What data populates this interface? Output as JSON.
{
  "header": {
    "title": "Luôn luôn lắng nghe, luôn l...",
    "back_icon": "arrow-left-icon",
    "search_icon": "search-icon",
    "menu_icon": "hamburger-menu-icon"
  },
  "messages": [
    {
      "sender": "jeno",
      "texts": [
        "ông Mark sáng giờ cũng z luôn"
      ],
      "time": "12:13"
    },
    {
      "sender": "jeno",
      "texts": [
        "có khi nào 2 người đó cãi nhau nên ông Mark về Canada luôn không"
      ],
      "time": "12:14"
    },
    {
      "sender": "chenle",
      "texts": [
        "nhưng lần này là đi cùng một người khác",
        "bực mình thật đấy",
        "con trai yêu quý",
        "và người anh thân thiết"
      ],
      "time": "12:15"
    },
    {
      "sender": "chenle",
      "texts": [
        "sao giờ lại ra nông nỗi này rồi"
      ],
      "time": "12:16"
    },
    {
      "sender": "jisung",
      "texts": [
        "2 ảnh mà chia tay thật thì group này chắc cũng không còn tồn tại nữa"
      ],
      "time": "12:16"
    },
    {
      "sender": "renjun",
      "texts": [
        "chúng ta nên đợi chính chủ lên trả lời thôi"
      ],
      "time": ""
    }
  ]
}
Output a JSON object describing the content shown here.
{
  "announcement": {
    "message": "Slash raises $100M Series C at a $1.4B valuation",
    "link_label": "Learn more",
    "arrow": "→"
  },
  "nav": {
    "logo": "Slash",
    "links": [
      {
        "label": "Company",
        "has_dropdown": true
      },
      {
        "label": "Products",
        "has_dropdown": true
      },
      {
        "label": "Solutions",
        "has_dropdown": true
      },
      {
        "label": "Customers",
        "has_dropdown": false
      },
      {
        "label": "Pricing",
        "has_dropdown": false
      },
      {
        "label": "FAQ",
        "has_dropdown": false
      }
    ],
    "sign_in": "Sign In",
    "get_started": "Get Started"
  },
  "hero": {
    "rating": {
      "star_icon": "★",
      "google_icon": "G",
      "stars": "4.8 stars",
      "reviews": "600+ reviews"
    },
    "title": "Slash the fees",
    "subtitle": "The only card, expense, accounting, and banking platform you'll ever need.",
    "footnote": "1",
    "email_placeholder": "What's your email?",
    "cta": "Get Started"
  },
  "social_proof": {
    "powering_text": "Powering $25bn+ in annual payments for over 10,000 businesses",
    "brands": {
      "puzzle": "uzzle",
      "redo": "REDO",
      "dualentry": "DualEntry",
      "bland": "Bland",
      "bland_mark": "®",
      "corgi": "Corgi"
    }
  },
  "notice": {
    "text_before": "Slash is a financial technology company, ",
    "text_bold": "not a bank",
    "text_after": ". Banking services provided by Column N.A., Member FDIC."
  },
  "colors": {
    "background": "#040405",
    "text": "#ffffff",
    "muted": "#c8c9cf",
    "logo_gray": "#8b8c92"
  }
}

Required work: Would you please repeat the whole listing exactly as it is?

Written reply:
What data populates this interface? Output as JSON.
{
  "header": {
    "title": "Luôn luôn lắng nghe, luôn l...",
    "back_icon": "arrow-left-icon",
    "search_icon": "search-icon",
    "menu_icon": "hamburger-menu-icon"
  },
  "messages": [
    {
      "sender": "jeno",
      "texts": [
        "ông Mark sáng giờ cũng z luôn"
      ],
      "time": "12:13"
    },
    {
      "sender": "jeno",
      "texts": [
        "có khi nào 2 người đó cãi nhau nên ông Mark về Canada luôn không"
      ],
      "time": "12:14"
    },
    {
      "sender": "chenle",
      "texts": [
        "nhưng lần này là đi cùng một người khác",
        "bực mình thật đấy",
        "con trai yêu quý",
        "và người anh thân thiết"
      ],
      "time": "12:15"
    },
    {
      "sender": "chenle",
      "texts": [
        "sao giờ lại ra nông nỗi này rồi"
      ],
      "time": "12:16"
    },
    {
      "sender": "jisung",
      "texts": [
        "2 ảnh mà chia tay thật thì group này chắc cũng không còn tồn tại nữa"
      ],
      "time": "12:16"
    },
    {
      "sender": "renjun",
      "texts": [
        "chúng ta nên đợi chính chủ lên trả lời thôi"
      ],
      "time": ""
    }
  ]
}
Output a JSON object describing the content shown here.
{
  "announcement": {
    "message": "Slash raises $100M Series C at a $1.4B valuation",
    "link_label": "Learn more",
    "arrow": "→"
  },
  "nav": {
    "logo": "Slash",
    "links": [
      {
        "label": "Company",
        "has_dropdown": true
      },
      {
        "label": "Products",
        "has_dropdown": true
      },
      {
        "label": "Solutions",
        "has_dropdown": true
      },
      {
        "label": "Customers",
        "has_dropdown": false
      },
      {
        "label": "Pricing",
        "has_dropdown": false
      },
      {
        "label": "FAQ",
        "has_dropdown": false
      }
    ],
    "sign_in": "Sign In",
    "get_started": "Get Started"
  },
  "hero": {
    "rating": {
      "star_icon": "★",
      "google_icon": "G",
      "stars": "4.8 stars",
      "reviews": "600+ reviews"
    },
    "title": "Slash the fees",
    "subtitle": "The only card, expense, accounting, and banking platform you'll ever need.",
    "footnote": "1",
    "email_placeholder": "What's your email?",
    "cta": "Get Started"
  },
  "social_proof": {
    "powering_text": "Powering $25bn+ in annual payments for over 10,000 businesses",
    "brands": {
      "puzzle": "uzzle",
      "redo": "REDO",
      "dualentry": "DualEntry",
      "bland": "Bland",
      "bland_mark": "®",
      "corgi": "Corgi"
    }
  },
  "notice": {
    "text_before": "Slash is a financial technology company, ",
    "text_bold": "not a bank",
    "text_after": ". Banking services provided by Column N.A., Member FDIC."
  },
  "colors": {
    "background": "#040405",
    "text": "#ffffff",
    "muted": "#c8c9cf",
    "logo_gray": "#8b8c92"
  }
}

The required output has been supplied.